Because figures and tables can now be created by just a few keystrokes, it is tempting to swamp the reader with them or get caught up so much in bells and whistles that fundamentals are ignored. Some papers include oversized three-dimensional objects to display one-dimensional data, the illogical use of a different color to represent each data point, or fancy fonts and special effects that dazzle the eye but confuse the mind. Just as commonly, there is a lack of elemental detail or care: Xeroxed figures or tables from a textbook with the original (and therefore inaccurate) page numbers not even whited out; a figure whose caption is simply “Costs”; undefined terms, unlabeled axes, uncited data. The list could go on for too long.
Yet these errors are just as easily avoided as committed, especially if you only use figures and tables when it is appropriate to do so. Tables and figures are supposed to be designed to simplify and condense the presentation of what is otherwise complex information. Their function is to save the reader time, enhance comprehension, and allow rapid comparison and interpretation of relationships or trends. Remember this as you prepare figures and tables, and present them accordingly. Further, understand the inherent problems associated with data sets that are either too large or too small, the need for proper scale, both the pitfalls and value of color, and that good graphics are purposed to make sense of data, not vice versa.

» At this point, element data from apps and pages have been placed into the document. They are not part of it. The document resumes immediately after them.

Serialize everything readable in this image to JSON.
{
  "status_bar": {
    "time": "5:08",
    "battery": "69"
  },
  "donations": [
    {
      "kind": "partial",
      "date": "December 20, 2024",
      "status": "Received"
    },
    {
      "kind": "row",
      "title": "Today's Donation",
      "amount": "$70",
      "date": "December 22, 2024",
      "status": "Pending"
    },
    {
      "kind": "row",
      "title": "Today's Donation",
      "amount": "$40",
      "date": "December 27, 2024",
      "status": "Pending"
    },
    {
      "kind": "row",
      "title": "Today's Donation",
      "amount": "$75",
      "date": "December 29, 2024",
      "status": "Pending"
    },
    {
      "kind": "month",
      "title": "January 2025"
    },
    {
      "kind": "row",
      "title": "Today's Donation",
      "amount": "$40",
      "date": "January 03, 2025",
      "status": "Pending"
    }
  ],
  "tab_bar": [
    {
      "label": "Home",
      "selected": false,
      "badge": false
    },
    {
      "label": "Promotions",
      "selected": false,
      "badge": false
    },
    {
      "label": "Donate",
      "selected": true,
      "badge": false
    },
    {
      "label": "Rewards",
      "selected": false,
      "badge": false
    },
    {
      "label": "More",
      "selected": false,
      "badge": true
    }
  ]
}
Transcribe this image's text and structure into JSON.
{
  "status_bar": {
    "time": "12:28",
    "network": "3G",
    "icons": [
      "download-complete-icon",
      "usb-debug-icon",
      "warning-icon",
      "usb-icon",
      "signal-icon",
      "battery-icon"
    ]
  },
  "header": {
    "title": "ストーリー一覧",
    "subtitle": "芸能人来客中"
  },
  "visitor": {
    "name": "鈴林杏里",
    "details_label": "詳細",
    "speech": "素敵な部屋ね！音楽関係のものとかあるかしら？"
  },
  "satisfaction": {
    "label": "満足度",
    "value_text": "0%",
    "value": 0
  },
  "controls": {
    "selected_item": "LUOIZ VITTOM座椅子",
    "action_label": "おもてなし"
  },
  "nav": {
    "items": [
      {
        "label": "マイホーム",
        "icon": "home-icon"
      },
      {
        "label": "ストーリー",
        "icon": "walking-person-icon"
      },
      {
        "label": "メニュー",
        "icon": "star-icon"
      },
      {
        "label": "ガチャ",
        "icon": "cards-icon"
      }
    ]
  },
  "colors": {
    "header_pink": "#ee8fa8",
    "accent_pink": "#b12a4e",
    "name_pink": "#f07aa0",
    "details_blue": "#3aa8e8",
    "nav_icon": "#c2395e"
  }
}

Excellent discussions of figure and table basics await you at these sites: